The history of the Montford Point Marines from North Carolina date back to June 25th, 1941, when President Franklin D. Roosevelt issued an order that started to erase discrimination in the Armed Forces. Soon after, African Americans were free to enlist in the United States Marine Corps, but those who enlisted were still segregated from the rest of the military and faced poor camp conditions.
First Sergeant William (Jack) McDowell was of one of those first black Marines to enlist and serve in World War II. McDowell served in Okinawa, Japan in support of the 6th Marine Division, and also served in both the Korean and Vietnam Wars. McDowell’s military career included 20 medals, like the Bronze Star for Valor and Purple Heart.
Navy Hospital Corpsman Robert S. Hammond was a medical technician, and one of only seven black Navy Corpsman assigned to Montford Point.
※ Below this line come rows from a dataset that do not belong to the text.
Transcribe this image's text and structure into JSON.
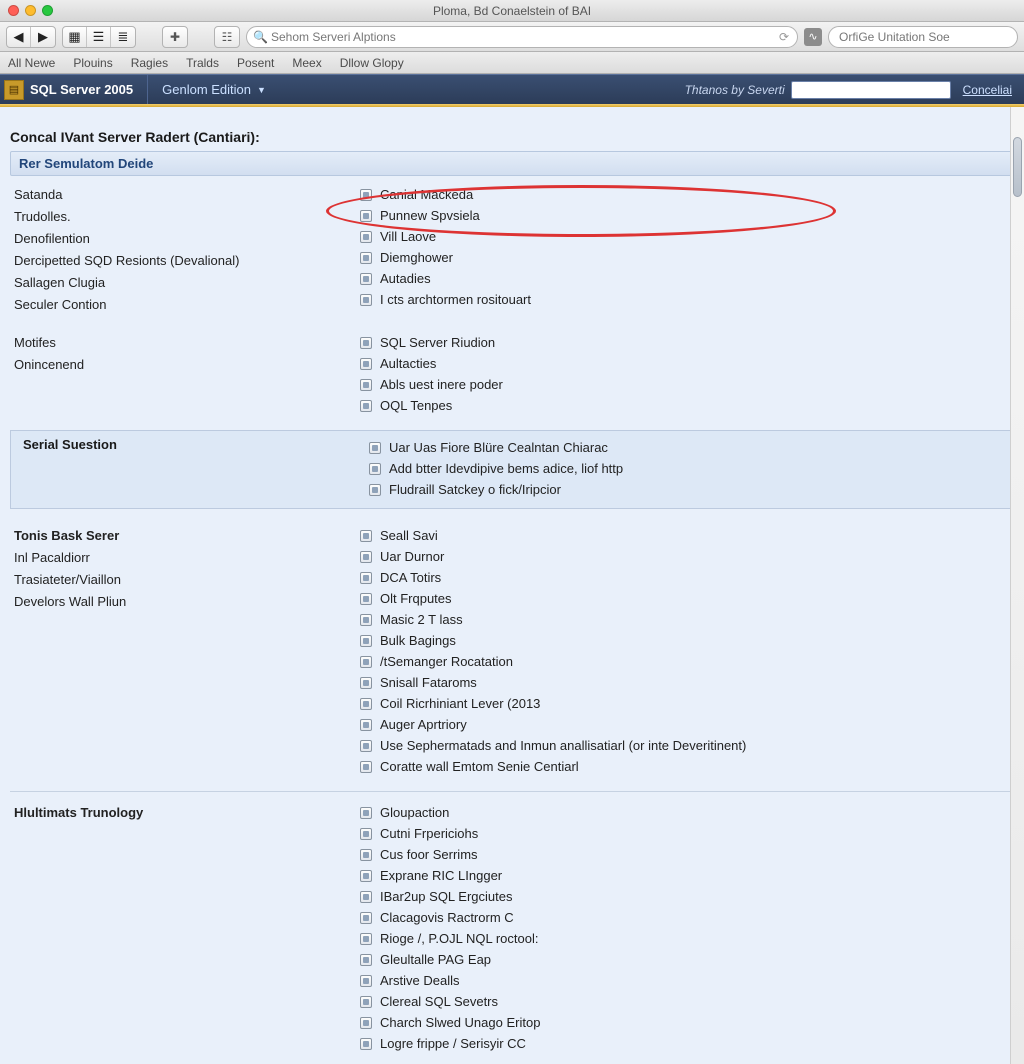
{
  "window": {
    "title": "Ploma, Bd Conaelstein of BAI"
  },
  "toolbar": {
    "address_text": "Sehom Serveri Alptions",
    "side_text": "OrfiGe Unitation Soe"
  },
  "bookmarks": [
    "All Newe",
    "Plouins",
    "Ragies",
    "Tralds",
    "Posent",
    "Meex",
    "Dllow Glopy"
  ],
  "app": {
    "product": "SQL Server 2005",
    "edition": "Genlom Edition",
    "search_label": "Thtanos by Severti",
    "right_link": "Conceliai"
  },
  "page": {
    "title": "Concal IVant Server Radert (Cantiari):",
    "section1_header": "Rer Semulatom Deide",
    "left1": [
      "Satanda",
      "Trudolles.",
      "Denofilention",
      "Dercipetted SQD Resionts (Devalional)",
      "Sallagen Clugia",
      "Seculer Contion"
    ],
    "right1": [
      "Canial Mackeda",
      "Punnew Spvsiela",
      "Vill Laove",
      "Diemghower",
      "Autadies",
      "I cts archtormen rositouart"
    ],
    "left2": [
      "Motifes",
      "Onincenend"
    ],
    "right2": [
      "SQL Server Riudion",
      "Aultacties",
      "Abls uest inere poder",
      "OQL Tenpes"
    ],
    "sub_title": "Serial Suestion",
    "sub_items": [
      "Uar Uas Fiore Blüre Cealntan Chiarac",
      "Add btter Idevdipive bems adice, liof http",
      "Fludraill Satckey o fick/Iripcior"
    ],
    "sec3_left": [
      "Tonis Bask Serer",
      "Inl Pacaldiorr",
      "Trasiateter/Viaillon",
      "Develors Wall Pliun"
    ],
    "sec3_right": [
      "Seall Savi",
      "Uar Durnor",
      "DCA Totirs",
      "Olt Frqputes",
      "Masic 2 T lass",
      "Bulk Bagings",
      "/tSemanger Rocatation",
      "Snisall Fataroms",
      "Coil Ricrhiniant Lever (2013",
      "Auger Aprtriory",
      "Use Sephermatads and Inmun anallisatiarl (or inte Deveritinent)",
      "Coratte wall Emtom Senie Centiarl"
    ],
    "sec4_title": "Hlultimats Trunology",
    "sec4_right": [
      "Gloupaction",
      "Cutni Frpericiohs",
      "Cus foor Serrims",
      "Exprane RIC LIngger",
      "IBar2up SQL Ergciutes",
      "Clacagovis Ractrorm C",
      "Rioge /, P.OJL NQL roctool:",
      "Gleultalle PAG Eap",
      "Arstive Dealls",
      "Clereal SQL Sevetrs",
      "Charch Slwed Unago Eritop",
      "Logre frippe /  Serisyir CC"
    ]
  }
}
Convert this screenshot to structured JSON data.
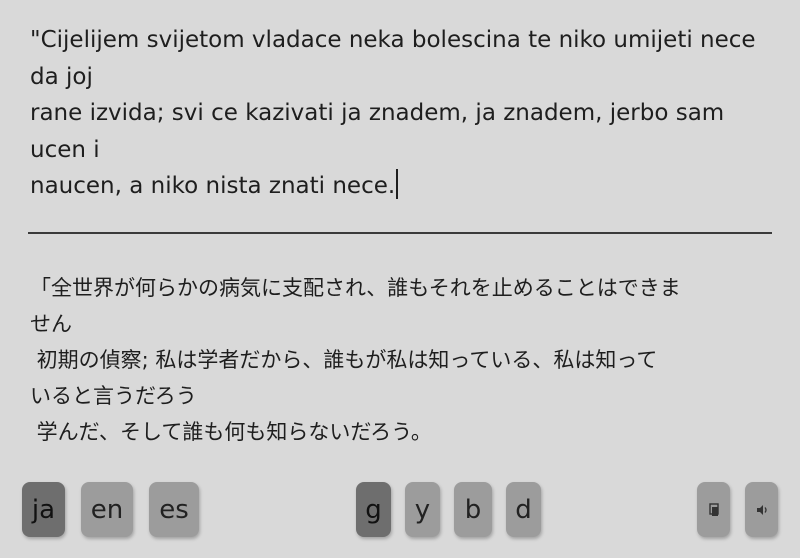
{
  "source_text": {
    "lines": [
      "\"Cijelijem svijetom vladace neka bolescina te niko umijeti nece",
      "da joj",
      "rane izvida; svi ce kazivati ja znadem, ja znadem, jerbo sam",
      "ucen i",
      "naucen, a niko nista znati nece."
    ]
  },
  "translation_text": {
    "lines": [
      "「全世界が何らかの病気に支配され、誰もそれを止めることはできま",
      "せん",
      " 初期の偵察; 私は学者だから、誰もが私は知っている、私は知って",
      "いると言うだろう",
      " 学んだ、そして誰も何も知らないだろう。"
    ]
  },
  "language_buttons": [
    {
      "label": "ja",
      "active": true
    },
    {
      "label": "en",
      "active": false
    },
    {
      "label": "es",
      "active": false
    }
  ],
  "mode_buttons": [
    {
      "label": "g",
      "active": true
    },
    {
      "label": "y",
      "active": false
    },
    {
      "label": "b",
      "active": false
    },
    {
      "label": "d",
      "active": false
    }
  ],
  "tool_buttons": [
    {
      "icon": "copy-icon"
    },
    {
      "icon": "speaker-icon"
    }
  ]
}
His tour of service in World War II included deployment to Guam, the Camp Wise Naval Base and the Marine Corps dispensary at Barracuda Village, where he tended to Marines injured in combat.
Together, they became part of one of the first African American Marine battalions to fight in World War II, and both received Congressional Gold Medal in Washington D.C on June 27.
William (Jack) McDowell, United States Marine Corps First Sergeant, World War II veteran and recipient of the Congressional Gold Medal, the highest honor bestowed on American civilians
Robert S. Hammond, United States Navy Hospital Corpsman, World War II veteran and recipient of the Congressional Gold Medal, the highest bestowed on American civilians